So as Bernard Madoff sits in his cell reflecting on what he has done, I must imagine he is remorseful. It pains me inside to think of what kind of pain he must be going through. For those who have been hurt by him, this is likely the kind of pain they and other members of the Jewish community wish on him for all eternity. I began thinking, regardless of whether one is Jewish, Christian, Islamic, Buddhist, or Hindu, I believe that religion makes room for those who repent and express remorse for what they have done. From a scholarly perspective, I began to wonder what would God say? What would Bernard Madoff have to do in the eyes of God to be forgiven for perpetrating such harm on his fellow Jews and on his fellow man. My next question is aimed at the Jewish community. If Bernard Madoff consulted with rabbinical leaders and made good in the eyes of what Judiasm deems as acceptable, would it be enough? While we would all be quick to say “no”, think about that one and get back to me.

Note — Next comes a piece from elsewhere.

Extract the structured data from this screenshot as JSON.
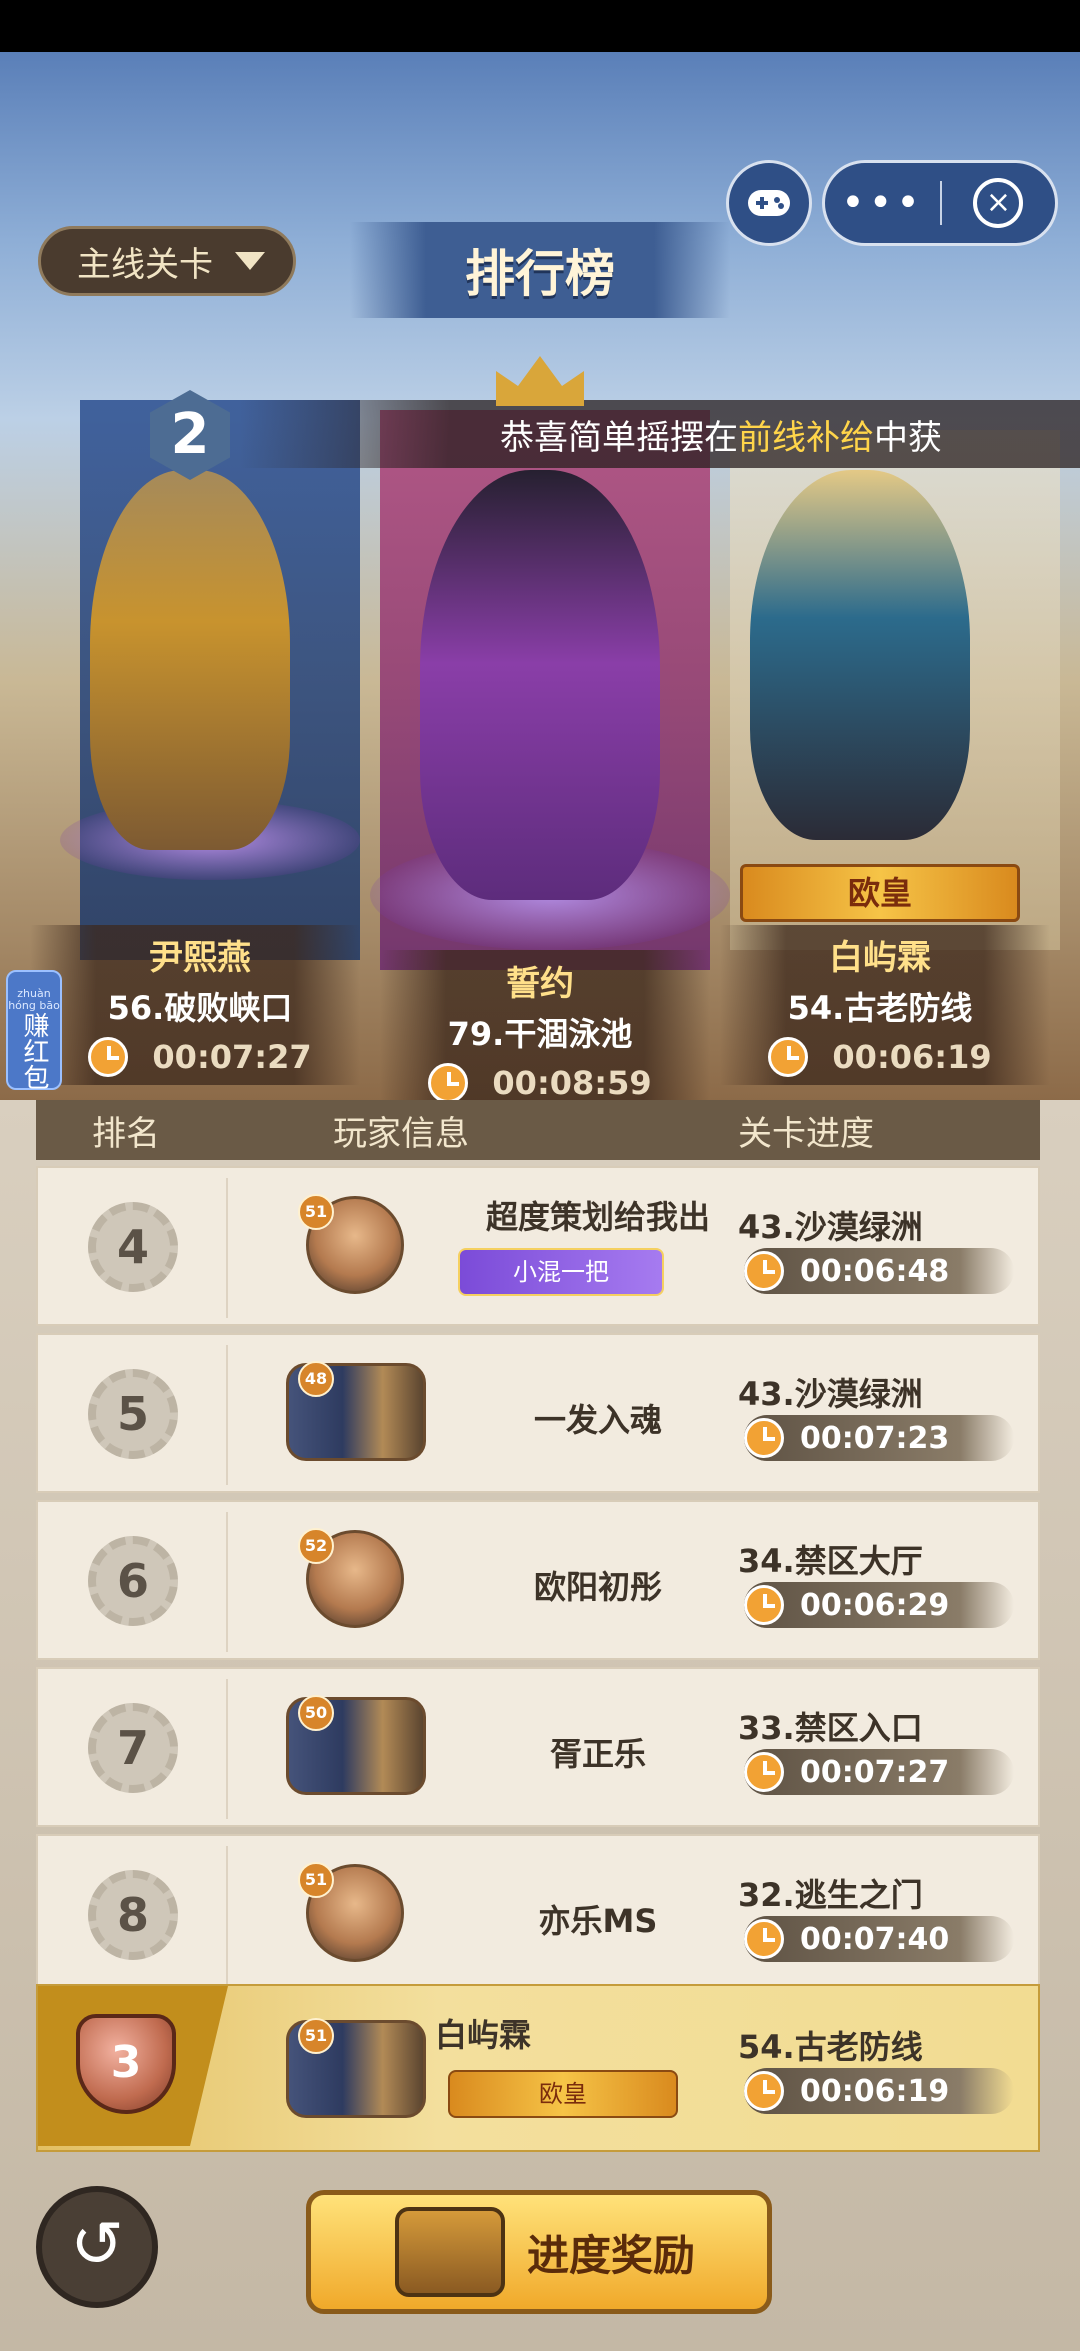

Are some crimes so outrageous that no good deed can repair the damage, regardless or how much remorse is shown? Is Bernard Madoff doomed to Hell, or can he earn forgiveness? What do you choose to remember, Madoff, or the stories of heroes who are brushing themselves off after being knocked down. Do we in the Jewish community have responsibility to all lend our hand and right the wrong that has been done? We all have a little hero in us don’t we? I prefer to hang in the company of heroes who know that ordinary people achieve the extraordinary and know that one person can make a difference. The secret is, life’s a lot more fun when you let your passion lead the way in good times and bad.